#### [WHAT THE TASK REQUIRES]
The data below is to be output in full, unchanged.

*** DATASET ENTRIES ***

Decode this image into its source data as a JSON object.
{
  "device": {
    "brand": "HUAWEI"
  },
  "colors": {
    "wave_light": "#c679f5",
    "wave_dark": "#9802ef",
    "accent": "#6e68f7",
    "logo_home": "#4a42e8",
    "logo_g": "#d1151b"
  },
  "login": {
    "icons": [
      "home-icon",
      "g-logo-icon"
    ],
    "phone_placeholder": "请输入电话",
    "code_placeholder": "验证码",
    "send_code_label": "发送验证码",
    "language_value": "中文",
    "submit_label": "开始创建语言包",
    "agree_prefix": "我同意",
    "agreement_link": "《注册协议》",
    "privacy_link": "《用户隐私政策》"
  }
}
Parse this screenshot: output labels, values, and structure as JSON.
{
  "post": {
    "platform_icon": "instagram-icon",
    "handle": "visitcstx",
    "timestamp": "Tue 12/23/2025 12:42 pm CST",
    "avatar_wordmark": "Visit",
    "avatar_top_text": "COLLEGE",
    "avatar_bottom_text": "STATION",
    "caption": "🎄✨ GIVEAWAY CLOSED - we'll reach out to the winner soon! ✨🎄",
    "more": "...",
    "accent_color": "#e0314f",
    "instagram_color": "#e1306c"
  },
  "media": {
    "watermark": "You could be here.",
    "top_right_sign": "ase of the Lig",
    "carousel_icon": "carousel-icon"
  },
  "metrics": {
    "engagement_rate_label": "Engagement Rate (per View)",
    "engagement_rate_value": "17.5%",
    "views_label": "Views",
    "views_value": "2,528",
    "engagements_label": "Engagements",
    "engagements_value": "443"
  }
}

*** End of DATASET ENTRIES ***

#### [RESULT OF THIS TASK]
Decode this image into its source data as a JSON object.
{
  "device": {
    "brand": "HUAWEI"
  },
  "colors": {
    "wave_light": "#c679f5",
    "wave_dark": "#9802ef",
    "accent": "#6e68f7",
    "logo_home": "#4a42e8",
    "logo_g": "#d1151b"
  },
  "login": {
    "icons": [
      "home-icon",
      "g-logo-icon"
    ],
    "phone_placeholder": "请输入电话",
    "code_placeholder": "验证码",
    "send_code_label": "发送验证码",
    "language_value": "中文",
    "submit_label": "开始创建语言包",
    "agree_prefix": "我同意",
    "agreement_link": "《注册协议》",
    "privacy_link": "《用户隐私政策》"
  }
}
Parse this screenshot: output labels, values, and structure as JSON.
{
  "post": {
    "platform_icon": "instagram-icon",
    "handle": "visitcstx",
    "timestamp": "Tue 12/23/2025 12:42 pm CST",
    "avatar_wordmark": "Visit",
    "avatar_top_text": "COLLEGE",
    "avatar_bottom_text": "STATION",
    "caption": "🎄✨ GIVEAWAY CLOSED - we'll reach out to the winner soon! ✨🎄",
    "more": "...",
    "accent_color": "#e0314f",
    "instagram_color": "#e1306c"
  },
  "media": {
    "watermark": "You could be here.",
    "top_right_sign": "ase of the Lig",
    "carousel_icon": "carousel-icon"
  },
  "metrics": {
    "engagement_rate_label": "Engagement Rate (per View)",
    "engagement_rate_value": "17.5%",
    "views_label": "Views",
    "views_value": "2,528",
    "engagements_label": "Engagements",
    "engagements_value": "443"
  }
}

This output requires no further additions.